Start of Block

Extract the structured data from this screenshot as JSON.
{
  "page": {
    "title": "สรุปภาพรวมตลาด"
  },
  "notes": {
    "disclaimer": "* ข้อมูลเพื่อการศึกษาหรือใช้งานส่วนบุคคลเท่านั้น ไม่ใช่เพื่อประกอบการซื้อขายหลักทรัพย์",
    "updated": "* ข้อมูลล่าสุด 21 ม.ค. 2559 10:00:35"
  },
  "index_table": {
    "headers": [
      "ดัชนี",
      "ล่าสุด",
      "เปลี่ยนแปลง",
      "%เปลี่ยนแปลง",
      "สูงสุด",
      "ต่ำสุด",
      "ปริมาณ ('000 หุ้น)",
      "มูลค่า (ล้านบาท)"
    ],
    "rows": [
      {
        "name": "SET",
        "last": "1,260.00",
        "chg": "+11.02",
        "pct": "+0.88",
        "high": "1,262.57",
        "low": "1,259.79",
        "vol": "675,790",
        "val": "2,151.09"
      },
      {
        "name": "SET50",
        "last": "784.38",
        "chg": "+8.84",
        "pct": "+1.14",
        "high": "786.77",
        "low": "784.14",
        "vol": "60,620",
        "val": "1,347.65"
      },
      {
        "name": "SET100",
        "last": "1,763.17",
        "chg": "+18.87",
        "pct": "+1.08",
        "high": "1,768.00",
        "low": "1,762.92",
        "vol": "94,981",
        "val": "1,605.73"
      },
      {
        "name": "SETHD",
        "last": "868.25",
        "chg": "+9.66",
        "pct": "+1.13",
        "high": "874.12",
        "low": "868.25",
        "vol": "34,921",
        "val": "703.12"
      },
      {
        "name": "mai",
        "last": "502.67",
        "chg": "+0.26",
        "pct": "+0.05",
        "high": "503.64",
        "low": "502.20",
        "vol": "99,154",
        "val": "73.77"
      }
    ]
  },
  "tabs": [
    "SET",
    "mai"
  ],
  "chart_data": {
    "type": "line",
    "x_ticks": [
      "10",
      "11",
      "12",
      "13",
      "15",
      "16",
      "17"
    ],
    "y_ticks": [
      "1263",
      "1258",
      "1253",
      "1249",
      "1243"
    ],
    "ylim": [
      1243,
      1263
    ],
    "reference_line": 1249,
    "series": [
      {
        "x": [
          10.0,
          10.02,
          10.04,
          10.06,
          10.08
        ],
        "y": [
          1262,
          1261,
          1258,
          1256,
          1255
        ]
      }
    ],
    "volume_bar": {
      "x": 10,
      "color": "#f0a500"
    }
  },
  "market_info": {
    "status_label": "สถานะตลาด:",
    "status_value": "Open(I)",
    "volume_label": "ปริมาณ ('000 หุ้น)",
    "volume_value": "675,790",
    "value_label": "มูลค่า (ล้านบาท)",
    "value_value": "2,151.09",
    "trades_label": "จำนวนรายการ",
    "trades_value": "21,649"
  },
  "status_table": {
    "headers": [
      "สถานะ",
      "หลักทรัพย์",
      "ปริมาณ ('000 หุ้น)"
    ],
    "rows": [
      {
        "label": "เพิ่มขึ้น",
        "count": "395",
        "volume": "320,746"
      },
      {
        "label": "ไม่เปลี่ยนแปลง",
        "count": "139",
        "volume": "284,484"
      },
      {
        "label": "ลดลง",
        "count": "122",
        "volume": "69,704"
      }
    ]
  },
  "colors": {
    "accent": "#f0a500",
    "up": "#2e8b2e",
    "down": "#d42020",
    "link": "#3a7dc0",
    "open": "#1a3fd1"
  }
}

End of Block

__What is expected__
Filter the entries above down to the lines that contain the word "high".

__Problem solution__
        "high": "1,262.57",
        "high": "786.77",
        "high": "1,768.00",
        "high": "874.12",
        "high": "503.64",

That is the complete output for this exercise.